Data about app and page elements:

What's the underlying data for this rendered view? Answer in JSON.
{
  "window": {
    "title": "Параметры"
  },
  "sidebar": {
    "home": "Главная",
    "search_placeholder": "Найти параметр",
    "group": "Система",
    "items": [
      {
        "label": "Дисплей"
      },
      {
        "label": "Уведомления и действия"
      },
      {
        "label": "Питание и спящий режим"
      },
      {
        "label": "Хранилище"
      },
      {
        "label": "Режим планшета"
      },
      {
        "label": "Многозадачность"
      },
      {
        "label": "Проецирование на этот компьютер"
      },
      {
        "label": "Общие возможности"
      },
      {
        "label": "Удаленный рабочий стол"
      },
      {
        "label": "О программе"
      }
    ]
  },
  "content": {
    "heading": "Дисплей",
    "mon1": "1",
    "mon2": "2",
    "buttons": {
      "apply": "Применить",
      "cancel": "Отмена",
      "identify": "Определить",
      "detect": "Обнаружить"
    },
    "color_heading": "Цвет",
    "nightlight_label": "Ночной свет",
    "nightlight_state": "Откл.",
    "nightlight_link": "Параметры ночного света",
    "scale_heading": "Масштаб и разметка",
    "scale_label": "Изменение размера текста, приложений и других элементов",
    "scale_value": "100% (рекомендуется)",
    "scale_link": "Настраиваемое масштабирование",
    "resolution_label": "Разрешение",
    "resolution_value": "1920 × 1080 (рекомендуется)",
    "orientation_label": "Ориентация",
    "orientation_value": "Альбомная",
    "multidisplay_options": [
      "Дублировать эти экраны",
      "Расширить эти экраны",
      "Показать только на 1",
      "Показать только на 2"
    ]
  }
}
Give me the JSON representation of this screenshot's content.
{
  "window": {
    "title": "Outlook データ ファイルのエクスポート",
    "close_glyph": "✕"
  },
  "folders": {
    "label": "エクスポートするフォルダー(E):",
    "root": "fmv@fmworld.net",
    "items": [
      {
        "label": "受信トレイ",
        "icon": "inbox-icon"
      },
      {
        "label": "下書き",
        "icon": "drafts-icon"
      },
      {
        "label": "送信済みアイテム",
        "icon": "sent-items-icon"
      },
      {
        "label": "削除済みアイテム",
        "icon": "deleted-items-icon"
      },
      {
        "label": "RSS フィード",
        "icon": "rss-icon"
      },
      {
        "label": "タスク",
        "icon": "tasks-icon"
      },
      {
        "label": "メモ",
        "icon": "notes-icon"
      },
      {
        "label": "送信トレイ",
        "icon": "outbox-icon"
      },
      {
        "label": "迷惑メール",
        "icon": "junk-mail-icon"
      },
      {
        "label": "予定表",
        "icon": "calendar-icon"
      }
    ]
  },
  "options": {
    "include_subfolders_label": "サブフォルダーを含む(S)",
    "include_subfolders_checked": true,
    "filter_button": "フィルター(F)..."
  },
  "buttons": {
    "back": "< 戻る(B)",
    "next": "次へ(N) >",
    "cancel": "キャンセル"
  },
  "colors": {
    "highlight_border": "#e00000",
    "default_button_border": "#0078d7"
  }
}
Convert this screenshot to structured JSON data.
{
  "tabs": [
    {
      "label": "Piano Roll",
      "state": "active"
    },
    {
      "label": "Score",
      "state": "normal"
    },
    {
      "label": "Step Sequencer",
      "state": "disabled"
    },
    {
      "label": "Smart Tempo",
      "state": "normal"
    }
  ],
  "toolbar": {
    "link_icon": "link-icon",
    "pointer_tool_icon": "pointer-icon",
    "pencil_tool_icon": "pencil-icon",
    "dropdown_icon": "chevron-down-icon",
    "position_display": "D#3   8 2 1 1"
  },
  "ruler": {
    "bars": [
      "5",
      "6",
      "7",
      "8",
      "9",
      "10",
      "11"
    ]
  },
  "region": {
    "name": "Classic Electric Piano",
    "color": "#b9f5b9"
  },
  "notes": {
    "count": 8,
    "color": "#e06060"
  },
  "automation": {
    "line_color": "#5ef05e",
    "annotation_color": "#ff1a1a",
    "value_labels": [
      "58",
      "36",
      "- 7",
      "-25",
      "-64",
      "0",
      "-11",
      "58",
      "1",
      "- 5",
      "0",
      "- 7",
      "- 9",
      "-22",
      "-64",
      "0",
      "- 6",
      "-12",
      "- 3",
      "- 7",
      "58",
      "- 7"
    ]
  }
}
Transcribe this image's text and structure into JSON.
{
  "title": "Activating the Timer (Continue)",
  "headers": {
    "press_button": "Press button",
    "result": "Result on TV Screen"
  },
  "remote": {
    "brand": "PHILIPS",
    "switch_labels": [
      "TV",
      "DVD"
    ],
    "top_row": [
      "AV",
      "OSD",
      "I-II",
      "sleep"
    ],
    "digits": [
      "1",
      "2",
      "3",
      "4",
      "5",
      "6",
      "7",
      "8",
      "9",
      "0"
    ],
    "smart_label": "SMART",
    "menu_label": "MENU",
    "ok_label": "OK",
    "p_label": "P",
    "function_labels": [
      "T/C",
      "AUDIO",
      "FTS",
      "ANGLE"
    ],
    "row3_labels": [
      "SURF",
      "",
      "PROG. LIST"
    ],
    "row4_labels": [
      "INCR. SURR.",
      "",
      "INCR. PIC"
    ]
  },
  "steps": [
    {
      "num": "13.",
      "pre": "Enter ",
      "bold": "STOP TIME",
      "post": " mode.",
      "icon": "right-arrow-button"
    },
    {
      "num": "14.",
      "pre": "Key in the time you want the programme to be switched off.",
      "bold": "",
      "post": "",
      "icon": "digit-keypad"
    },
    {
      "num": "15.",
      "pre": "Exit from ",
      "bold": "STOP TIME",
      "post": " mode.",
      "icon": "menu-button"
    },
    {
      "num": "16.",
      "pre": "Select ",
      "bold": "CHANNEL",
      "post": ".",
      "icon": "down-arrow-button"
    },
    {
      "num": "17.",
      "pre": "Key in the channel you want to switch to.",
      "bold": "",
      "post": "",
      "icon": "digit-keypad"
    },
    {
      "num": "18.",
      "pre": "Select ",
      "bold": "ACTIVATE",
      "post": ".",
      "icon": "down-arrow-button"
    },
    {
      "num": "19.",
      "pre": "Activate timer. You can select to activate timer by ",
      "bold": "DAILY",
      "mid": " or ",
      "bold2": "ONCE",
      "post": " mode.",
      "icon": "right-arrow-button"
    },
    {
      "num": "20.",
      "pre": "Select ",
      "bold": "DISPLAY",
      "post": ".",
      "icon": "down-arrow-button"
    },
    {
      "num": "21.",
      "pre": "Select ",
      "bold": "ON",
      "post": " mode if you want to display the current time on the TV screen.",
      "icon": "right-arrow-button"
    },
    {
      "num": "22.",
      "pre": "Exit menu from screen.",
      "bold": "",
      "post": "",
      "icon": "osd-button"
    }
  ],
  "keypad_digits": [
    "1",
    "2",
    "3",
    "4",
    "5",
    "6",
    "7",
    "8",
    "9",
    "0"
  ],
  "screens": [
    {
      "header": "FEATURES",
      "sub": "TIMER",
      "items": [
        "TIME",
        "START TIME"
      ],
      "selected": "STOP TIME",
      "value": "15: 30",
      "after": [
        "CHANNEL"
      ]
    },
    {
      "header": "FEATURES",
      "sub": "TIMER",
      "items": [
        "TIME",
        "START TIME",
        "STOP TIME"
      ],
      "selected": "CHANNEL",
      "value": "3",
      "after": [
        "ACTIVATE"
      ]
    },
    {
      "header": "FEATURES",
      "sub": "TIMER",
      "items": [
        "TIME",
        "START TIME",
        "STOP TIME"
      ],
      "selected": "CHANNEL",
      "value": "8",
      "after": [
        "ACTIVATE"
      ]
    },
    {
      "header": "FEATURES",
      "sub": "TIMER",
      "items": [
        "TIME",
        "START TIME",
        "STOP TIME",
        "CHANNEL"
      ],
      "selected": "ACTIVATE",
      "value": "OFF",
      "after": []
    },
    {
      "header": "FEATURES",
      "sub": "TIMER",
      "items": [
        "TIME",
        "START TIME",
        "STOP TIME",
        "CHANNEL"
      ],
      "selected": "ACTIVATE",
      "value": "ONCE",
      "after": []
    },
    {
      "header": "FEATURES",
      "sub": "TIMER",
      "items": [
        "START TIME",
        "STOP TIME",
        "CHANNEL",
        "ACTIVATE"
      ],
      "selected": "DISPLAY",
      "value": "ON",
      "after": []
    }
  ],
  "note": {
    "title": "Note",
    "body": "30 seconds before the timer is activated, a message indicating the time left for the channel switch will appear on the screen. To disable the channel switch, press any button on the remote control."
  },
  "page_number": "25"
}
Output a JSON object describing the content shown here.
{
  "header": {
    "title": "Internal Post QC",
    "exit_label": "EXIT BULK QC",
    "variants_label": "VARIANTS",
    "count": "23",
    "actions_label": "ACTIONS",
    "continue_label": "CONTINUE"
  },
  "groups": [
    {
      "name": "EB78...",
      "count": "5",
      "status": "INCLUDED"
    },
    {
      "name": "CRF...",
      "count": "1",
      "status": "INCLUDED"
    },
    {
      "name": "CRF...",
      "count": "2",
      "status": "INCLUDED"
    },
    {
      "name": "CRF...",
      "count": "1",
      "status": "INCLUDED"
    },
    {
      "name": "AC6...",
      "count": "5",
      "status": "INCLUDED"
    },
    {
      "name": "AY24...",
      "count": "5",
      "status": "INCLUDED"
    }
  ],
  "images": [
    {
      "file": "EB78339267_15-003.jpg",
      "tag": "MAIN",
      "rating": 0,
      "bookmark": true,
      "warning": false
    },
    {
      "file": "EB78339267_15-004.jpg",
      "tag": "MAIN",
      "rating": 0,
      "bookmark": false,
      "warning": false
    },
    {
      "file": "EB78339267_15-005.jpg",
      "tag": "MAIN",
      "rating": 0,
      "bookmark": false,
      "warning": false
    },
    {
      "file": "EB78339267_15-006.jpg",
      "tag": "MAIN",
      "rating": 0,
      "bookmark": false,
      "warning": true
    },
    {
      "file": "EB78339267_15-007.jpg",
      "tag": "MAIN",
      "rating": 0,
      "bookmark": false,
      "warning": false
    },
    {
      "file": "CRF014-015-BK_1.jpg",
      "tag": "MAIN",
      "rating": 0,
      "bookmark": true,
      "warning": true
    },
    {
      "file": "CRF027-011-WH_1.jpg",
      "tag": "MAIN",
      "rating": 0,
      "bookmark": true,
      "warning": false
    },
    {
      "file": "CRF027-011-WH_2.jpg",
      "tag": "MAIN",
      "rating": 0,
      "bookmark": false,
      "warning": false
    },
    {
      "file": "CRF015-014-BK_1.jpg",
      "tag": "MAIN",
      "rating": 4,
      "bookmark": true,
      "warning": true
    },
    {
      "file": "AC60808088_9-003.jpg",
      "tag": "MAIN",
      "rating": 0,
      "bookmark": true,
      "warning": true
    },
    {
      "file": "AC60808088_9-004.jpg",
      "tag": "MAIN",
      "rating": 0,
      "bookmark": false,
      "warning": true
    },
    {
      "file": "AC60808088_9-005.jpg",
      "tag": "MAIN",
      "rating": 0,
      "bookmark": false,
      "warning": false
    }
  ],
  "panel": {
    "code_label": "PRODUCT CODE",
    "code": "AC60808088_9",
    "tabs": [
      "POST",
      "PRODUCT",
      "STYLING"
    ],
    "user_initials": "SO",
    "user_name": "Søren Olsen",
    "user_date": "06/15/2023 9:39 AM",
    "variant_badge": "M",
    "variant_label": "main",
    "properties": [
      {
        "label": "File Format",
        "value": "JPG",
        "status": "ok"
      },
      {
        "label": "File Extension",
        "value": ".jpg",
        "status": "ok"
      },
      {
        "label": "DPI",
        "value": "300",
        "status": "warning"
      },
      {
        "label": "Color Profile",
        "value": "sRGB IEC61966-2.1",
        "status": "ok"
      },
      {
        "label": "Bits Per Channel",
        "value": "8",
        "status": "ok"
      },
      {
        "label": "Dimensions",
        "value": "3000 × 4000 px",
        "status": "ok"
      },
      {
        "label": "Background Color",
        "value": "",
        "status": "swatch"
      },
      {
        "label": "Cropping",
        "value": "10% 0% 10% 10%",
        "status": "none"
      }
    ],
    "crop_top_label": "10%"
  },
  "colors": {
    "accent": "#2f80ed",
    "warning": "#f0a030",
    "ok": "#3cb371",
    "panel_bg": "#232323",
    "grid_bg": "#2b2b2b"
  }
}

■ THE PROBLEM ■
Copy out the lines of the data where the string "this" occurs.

■ ANSWER BELOW ■
What's the underlying data for this rendered view? Answer in JSON.
Give me the JSON representation of this screenshot's content.
Convert this screenshot to structured JSON data.
Transcribe this image's text and structure into JSON.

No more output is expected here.